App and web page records
-------------------------
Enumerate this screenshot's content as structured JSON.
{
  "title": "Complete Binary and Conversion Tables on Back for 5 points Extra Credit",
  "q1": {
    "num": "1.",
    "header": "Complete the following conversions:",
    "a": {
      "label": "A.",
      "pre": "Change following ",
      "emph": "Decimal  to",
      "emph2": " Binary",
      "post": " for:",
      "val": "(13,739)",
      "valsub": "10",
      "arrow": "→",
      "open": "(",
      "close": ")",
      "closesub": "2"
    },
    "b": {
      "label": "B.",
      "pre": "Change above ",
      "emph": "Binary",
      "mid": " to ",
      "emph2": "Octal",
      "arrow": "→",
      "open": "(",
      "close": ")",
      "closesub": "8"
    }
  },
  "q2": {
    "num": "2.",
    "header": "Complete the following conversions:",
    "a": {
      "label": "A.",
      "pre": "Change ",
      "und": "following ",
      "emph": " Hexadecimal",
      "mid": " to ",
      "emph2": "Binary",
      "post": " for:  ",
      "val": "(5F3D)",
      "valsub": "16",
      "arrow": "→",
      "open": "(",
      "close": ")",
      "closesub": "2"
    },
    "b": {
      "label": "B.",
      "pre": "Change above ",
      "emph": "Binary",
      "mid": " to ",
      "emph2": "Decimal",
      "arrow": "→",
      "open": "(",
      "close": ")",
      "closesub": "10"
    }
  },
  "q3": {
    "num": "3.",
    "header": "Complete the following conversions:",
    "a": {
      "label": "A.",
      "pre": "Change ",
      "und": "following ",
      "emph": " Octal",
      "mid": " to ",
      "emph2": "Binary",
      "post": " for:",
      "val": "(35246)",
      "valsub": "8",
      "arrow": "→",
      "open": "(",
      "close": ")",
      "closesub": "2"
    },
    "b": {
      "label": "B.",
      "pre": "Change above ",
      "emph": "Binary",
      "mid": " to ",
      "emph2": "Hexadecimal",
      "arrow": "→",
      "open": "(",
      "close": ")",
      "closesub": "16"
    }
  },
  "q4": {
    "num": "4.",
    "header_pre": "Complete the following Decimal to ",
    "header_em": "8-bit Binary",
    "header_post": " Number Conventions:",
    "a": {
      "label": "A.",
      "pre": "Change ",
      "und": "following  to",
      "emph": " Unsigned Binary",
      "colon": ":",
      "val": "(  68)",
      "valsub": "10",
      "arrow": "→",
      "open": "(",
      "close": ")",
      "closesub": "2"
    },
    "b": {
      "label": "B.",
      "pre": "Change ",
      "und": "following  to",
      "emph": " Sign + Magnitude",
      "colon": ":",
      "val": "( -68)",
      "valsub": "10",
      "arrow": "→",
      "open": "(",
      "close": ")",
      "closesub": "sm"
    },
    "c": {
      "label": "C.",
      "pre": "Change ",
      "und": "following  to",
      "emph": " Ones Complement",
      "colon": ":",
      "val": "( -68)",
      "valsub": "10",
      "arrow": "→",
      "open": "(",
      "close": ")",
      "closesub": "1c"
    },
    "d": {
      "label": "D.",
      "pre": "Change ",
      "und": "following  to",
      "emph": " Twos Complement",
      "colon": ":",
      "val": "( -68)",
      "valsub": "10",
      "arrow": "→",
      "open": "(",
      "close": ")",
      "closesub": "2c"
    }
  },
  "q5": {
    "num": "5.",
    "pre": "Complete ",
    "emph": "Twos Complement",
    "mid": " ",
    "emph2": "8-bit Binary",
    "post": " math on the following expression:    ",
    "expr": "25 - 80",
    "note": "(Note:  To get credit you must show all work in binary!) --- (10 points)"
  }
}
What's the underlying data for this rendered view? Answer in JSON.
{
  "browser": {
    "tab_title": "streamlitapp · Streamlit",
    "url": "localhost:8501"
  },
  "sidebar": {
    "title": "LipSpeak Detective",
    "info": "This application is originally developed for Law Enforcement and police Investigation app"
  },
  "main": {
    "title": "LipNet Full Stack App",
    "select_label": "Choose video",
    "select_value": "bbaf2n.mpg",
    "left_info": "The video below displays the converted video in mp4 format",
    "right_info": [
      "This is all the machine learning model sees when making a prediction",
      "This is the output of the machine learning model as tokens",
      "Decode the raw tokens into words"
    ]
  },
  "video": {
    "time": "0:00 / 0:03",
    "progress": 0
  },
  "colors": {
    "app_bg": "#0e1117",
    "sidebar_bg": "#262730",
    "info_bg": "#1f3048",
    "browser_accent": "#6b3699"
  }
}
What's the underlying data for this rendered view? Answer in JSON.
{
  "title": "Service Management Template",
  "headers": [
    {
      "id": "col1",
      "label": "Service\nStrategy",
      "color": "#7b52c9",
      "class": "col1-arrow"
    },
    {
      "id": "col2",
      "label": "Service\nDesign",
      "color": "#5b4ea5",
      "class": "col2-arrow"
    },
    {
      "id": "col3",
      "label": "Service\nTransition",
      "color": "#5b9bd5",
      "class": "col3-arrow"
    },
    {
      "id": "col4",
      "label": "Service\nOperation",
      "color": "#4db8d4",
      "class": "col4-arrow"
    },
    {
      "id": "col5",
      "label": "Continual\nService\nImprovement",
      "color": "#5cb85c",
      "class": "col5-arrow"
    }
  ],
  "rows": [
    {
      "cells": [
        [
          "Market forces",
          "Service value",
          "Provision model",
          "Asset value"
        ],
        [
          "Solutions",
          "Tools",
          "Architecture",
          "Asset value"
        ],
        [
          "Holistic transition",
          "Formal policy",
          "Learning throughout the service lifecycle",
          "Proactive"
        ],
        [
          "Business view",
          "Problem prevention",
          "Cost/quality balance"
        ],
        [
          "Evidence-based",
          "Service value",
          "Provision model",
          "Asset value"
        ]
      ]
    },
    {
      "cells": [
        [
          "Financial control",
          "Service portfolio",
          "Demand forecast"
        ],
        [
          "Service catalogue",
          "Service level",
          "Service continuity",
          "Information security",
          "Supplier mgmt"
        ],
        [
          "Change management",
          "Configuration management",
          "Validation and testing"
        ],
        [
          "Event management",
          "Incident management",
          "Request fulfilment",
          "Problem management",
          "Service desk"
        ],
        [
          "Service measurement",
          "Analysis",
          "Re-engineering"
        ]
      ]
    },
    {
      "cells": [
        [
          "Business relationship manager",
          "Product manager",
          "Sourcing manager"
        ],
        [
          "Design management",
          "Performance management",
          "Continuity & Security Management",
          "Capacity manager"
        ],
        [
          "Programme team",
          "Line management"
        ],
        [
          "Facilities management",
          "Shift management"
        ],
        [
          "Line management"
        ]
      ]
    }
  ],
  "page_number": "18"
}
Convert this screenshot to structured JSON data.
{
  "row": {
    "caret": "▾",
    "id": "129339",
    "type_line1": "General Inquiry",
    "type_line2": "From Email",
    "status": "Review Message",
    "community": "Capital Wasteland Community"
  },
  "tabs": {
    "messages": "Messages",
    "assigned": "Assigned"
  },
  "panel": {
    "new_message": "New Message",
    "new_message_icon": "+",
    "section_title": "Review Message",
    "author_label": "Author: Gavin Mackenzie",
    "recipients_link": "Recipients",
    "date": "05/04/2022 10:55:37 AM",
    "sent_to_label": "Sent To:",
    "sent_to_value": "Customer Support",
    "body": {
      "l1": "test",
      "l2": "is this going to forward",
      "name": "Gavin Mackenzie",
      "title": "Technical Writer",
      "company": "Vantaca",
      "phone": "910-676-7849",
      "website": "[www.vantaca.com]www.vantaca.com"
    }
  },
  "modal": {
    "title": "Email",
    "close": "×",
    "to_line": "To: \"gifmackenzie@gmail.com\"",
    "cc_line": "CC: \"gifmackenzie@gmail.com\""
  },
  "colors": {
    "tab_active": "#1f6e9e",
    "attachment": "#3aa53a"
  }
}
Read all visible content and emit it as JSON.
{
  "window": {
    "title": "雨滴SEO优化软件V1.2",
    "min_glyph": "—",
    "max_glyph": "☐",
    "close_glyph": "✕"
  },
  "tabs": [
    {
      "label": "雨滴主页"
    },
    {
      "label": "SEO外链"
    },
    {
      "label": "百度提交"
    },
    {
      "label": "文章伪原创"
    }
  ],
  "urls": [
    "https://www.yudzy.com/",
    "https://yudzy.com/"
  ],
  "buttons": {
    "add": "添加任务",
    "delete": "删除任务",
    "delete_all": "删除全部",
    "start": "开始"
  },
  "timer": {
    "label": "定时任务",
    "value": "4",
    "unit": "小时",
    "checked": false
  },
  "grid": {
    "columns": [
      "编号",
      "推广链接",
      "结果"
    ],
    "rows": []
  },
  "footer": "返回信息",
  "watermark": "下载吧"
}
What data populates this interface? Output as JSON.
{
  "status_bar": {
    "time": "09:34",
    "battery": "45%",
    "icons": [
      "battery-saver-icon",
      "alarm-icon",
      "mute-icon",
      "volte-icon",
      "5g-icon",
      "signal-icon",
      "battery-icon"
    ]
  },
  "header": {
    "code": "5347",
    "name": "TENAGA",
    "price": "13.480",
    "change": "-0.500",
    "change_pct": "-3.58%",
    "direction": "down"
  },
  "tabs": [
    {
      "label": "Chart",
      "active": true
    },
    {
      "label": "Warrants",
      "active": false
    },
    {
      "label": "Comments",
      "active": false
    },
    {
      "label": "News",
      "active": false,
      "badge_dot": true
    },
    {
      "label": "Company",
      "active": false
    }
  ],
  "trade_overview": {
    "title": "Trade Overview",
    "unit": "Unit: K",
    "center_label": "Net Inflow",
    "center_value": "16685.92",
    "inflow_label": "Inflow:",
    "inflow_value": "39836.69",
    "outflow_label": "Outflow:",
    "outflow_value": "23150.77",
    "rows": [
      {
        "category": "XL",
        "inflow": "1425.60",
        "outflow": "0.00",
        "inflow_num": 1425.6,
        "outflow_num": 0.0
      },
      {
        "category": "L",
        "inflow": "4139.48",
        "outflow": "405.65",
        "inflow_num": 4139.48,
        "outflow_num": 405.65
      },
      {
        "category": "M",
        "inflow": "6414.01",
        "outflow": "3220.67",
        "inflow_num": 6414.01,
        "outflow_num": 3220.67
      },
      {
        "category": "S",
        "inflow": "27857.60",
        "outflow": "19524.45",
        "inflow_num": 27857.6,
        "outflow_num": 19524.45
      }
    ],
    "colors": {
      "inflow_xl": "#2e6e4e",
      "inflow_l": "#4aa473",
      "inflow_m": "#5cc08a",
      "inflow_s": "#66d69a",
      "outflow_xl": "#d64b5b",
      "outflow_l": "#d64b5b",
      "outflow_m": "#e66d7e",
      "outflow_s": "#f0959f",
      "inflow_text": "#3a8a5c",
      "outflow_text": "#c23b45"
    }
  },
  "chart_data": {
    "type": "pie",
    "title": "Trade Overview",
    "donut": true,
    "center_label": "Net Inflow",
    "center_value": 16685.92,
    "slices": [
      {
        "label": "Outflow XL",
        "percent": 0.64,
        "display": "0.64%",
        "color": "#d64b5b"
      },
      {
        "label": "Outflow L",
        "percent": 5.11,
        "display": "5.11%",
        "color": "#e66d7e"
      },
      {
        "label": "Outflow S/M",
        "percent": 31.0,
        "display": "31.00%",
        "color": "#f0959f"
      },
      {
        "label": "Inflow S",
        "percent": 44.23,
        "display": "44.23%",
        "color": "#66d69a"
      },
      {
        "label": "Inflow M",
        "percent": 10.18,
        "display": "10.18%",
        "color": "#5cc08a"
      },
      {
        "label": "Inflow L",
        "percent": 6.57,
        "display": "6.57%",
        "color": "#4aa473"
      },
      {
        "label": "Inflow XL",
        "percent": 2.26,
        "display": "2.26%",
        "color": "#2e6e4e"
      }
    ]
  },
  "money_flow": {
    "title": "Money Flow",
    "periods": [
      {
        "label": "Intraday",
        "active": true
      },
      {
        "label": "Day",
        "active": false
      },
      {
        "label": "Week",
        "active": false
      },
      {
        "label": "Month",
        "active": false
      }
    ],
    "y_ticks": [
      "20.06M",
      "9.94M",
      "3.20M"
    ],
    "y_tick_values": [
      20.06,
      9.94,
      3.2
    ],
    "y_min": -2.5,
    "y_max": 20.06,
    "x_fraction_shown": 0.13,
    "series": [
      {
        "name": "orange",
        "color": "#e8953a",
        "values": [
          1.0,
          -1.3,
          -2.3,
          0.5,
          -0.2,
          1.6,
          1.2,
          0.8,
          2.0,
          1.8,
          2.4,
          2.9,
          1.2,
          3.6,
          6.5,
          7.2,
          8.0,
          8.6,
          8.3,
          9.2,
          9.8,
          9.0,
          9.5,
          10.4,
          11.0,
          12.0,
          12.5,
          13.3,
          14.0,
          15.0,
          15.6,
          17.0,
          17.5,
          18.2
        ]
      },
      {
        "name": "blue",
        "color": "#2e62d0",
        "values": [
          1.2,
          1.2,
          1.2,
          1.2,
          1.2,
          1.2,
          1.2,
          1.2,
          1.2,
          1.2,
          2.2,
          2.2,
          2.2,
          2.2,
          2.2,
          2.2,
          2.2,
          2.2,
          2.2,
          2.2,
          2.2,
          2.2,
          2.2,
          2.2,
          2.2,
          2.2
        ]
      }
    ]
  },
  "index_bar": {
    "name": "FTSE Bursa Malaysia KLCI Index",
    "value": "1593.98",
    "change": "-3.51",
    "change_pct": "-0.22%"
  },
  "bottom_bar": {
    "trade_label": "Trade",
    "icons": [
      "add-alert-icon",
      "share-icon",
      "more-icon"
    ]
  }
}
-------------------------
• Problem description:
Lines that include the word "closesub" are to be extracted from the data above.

• Answer to this problem:
      "closesub": "2"
      "closesub": "8"
      "closesub": "2"
      "closesub": "10"
      "closesub": "2"
      "closesub": "16"
      "closesub": "2"
      "closesub": "sm"
      "closesub": "1c"
      "closesub": "2c"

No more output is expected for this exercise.